On one hand, they would probably feel like sellouts, and some people would definitely call them that. On the other hand, how the fuck do they turn that down — particularly if they’re offered the kind of creative freedom their independent success should warrant. The duo has proven they can make a successful album on their own; while they won’t get the totally hands-off Beck treatment (very few in pop-rap do, apparently), the label probably won’t interfere much with Mack and Ryan’s creative process.

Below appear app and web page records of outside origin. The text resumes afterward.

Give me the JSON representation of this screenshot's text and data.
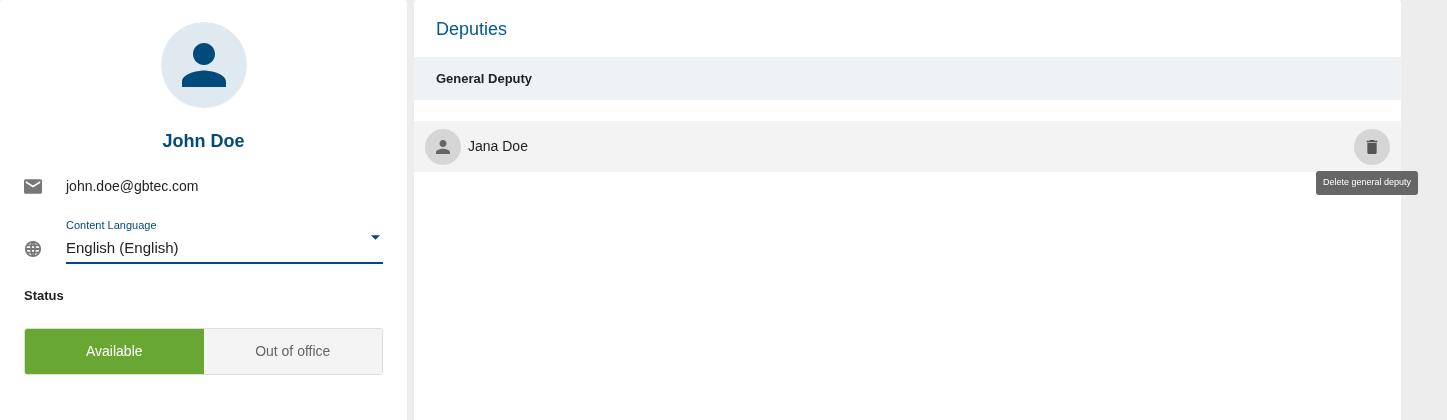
{
  "profile": {
    "name": "John Doe",
    "email": "john.doe@gbtec.com",
    "language_field": {
      "label": "Content Language",
      "value": "English (English)"
    },
    "status_label": "Status",
    "status_options": [
      {
        "label": "Available",
        "selected": true
      },
      {
        "label": "Out of office",
        "selected": false
      }
    ]
  },
  "deputies": {
    "title": "Deputies",
    "section": "General Deputy",
    "items": [
      {
        "name": "Jana Doe",
        "hovered": true
      }
    ],
    "tooltip": "Delete general deputy"
  }
}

People will have differing opinions about how the quality of Macklemore’s music would be affected by signing (especially since a lot of The Heist’s appeal is its unmistakable indie flavor). For Macklemore and his sidekick producer, the benefits of a record deal are obvious. However, even with a record deal, commercial success is not guaranteed, particularly when the benchmark has been set so high. The duo have undeniable potential to become a one-hit-wonder. If The Heist isn’t able to produce some other hits — which seems likely given that several singles from the album were released way before the album itself — the danger is that Macklemore and Ryan Lewis fall back into relative obscurity, albeit with a bigger cult following than before.

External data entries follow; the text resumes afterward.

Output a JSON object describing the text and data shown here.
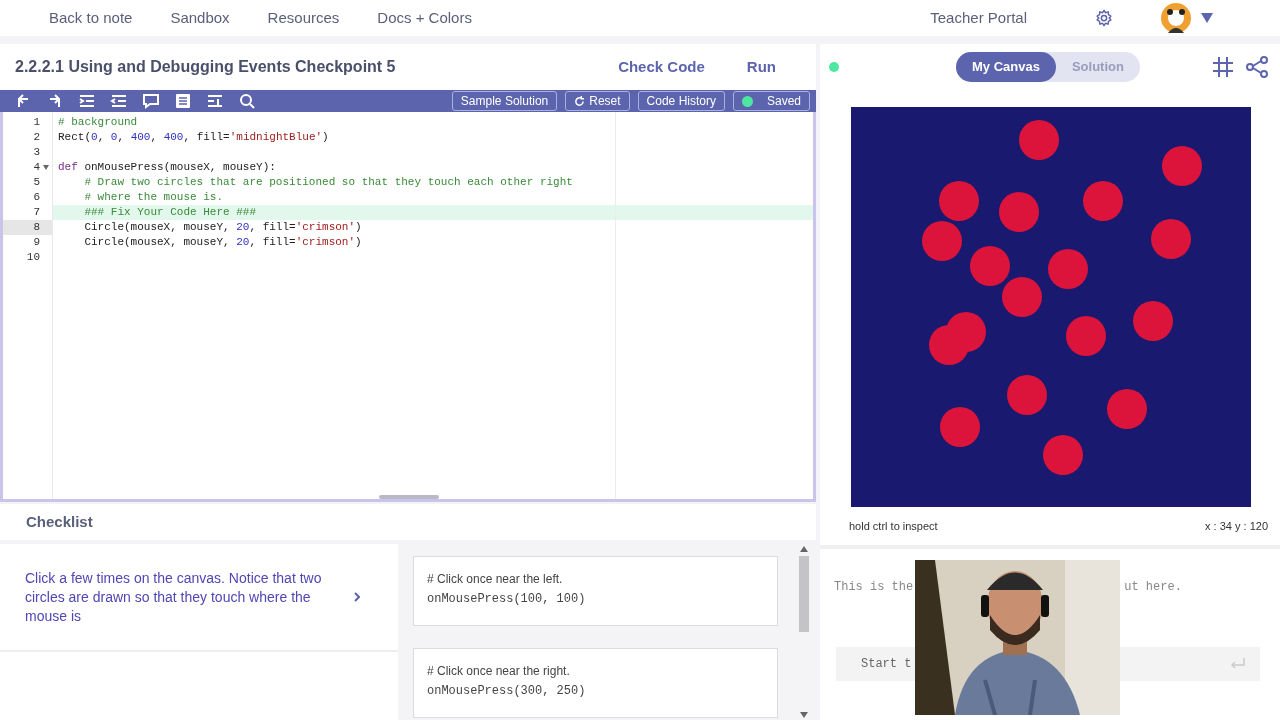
{
  "nav": {
    "links": [
      "Back to note",
      "Sandbox",
      "Resources",
      "Docs + Colors"
    ],
    "teacher_portal": "Teacher Portal"
  },
  "title": "2.2.2.1 Using and Debugging Events Checkpoint 5",
  "actions": [
    "Check Code",
    "Run"
  ],
  "toolbar": {
    "buttons": [
      {
        "label": "Sample Solution",
        "kind": "plain"
      },
      {
        "label": "Reset",
        "kind": "reset"
      },
      {
        "label": "Code History",
        "kind": "plain"
      },
      {
        "label": "Saved",
        "kind": "status"
      }
    ]
  },
  "editor": {
    "lines": [
      {
        "number": "1",
        "highlighted": false,
        "current": false,
        "foldable": false,
        "segments": [
          {
            "t": "# background",
            "kind": "comment"
          }
        ]
      },
      {
        "number": "2",
        "highlighted": false,
        "current": false,
        "foldable": false,
        "segments": [
          {
            "t": "Rect(",
            "kind": "plain"
          },
          {
            "t": "0",
            "kind": "number"
          },
          {
            "t": ", ",
            "kind": "plain"
          },
          {
            "t": "0",
            "kind": "number"
          },
          {
            "t": ", ",
            "kind": "plain"
          },
          {
            "t": "400",
            "kind": "number"
          },
          {
            "t": ", ",
            "kind": "plain"
          },
          {
            "t": "400",
            "kind": "number"
          },
          {
            "t": ", fill=",
            "kind": "plain"
          },
          {
            "t": "'midnightBlue'",
            "kind": "string"
          },
          {
            "t": ")",
            "kind": "plain"
          }
        ]
      },
      {
        "number": "3",
        "highlighted": false,
        "current": false,
        "foldable": false
      },
      {
        "number": "4",
        "highlighted": false,
        "current": false,
        "foldable": true,
        "segments": [
          {
            "t": "def",
            "kind": "keyword"
          },
          {
            "t": " onMousePress(mouseX, mouseY):",
            "kind": "plain"
          }
        ]
      },
      {
        "number": "5",
        "highlighted": false,
        "current": false,
        "foldable": false,
        "segments": [
          {
            "t": "    # Draw two circles that are positioned so that they touch each other right",
            "kind": "comment"
          }
        ]
      },
      {
        "number": "6",
        "highlighted": false,
        "current": false,
        "foldable": false,
        "segments": [
          {
            "t": "    # where the mouse is.",
            "kind": "comment"
          }
        ]
      },
      {
        "number": "7",
        "highlighted": true,
        "current": false,
        "foldable": false,
        "segments": [
          {
            "t": "    ### Fix Your Code Here ###",
            "kind": "comment"
          }
        ]
      },
      {
        "number": "8",
        "highlighted": false,
        "current": true,
        "foldable": false,
        "segments": [
          {
            "t": "    Circle(mouseX, mouseY, ",
            "kind": "plain"
          },
          {
            "t": "20",
            "kind": "number"
          },
          {
            "t": ", fill=",
            "kind": "plain"
          },
          {
            "t": "'crimson'",
            "kind": "string"
          },
          {
            "t": ")",
            "kind": "plain"
          }
        ]
      },
      {
        "number": "9",
        "highlighted": false,
        "current": false,
        "foldable": false,
        "segments": [
          {
            "t": "    Circle(mouseX, mouseY, ",
            "kind": "plain"
          },
          {
            "t": "20",
            "kind": "number"
          },
          {
            "t": ", fill=",
            "kind": "plain"
          },
          {
            "t": "'crimson'",
            "kind": "string"
          },
          {
            "t": ")",
            "kind": "plain"
          }
        ]
      },
      {
        "number": "10",
        "highlighted": false,
        "current": false,
        "foldable": false
      }
    ]
  },
  "checklist": {
    "title": "Checklist",
    "items": [
      {
        "text": "Click a few times on the canvas. Notice that two circles are drawn so that they touch where the mouse is"
      }
    ],
    "examples": [
      {
        "comment": "# Click once near the left.",
        "code": "onMousePress(100, 100)"
      },
      {
        "comment": "# Click once near the right.",
        "code": "onMousePress(300, 250)"
      }
    ]
  },
  "canvas_panel": {
    "tabs": [
      {
        "label": "My Canvas",
        "selected": true
      },
      {
        "label": "Solution",
        "selected": false
      }
    ],
    "hint": "hold ctrl to inspect",
    "coords": "x : 34 y : 120"
  },
  "console": {
    "message_start": "This is the",
    "message_end": "ut here.",
    "input": {
      "placeholder": "Start t"
    }
  }
}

“Thrift Shop” is the kind of hit that’s very hard to follow. It’s really a perfect storm: the video is hilarious (83 million views and counting), the beat is infectious and danceable, the concept is goofy and hipster-chic with a dash of novelty, the rapper is white (which historically has attracted the enormous demographic of white hip hop fans), and it has the crossover appeal to get airplay on essentially any radio station playing music that is new. To recreate something with the kind of staying power to even smell the top ten on the charts again, will be very difficult. I’m rooting for them to continue to make bank (deal or no deal), but the ceiling looks alarmingly low from here.
Still, you can’t argue that things could have worked out better for Macklemore and Ryan Lewis so far. They swore off the presumably shitty contracts record companies were offering them before The Heist (“a can of beans and a pair of shoes”), despite the fact they’d been in the game for a several years. They made an album themselves at the highest production value possible on the (relative) cheap. They released a few singles with well-done accompanying videos (shot by friends) that attracted fans and label distributors alike. Then they signed the deal with ADA, promoted the gatorskin off the record, and “Thrift Shop,” improbably, became the biggest song in the country. Now when those same record companies come back, they’ll have much better contracts in hand: bigger cuts for Haggerty and Lewis, more creative freedom, less fine print.
The question is whether they take it or they try to continue their improbable indie run. Either way, it looks like their hunt for a come-up is over.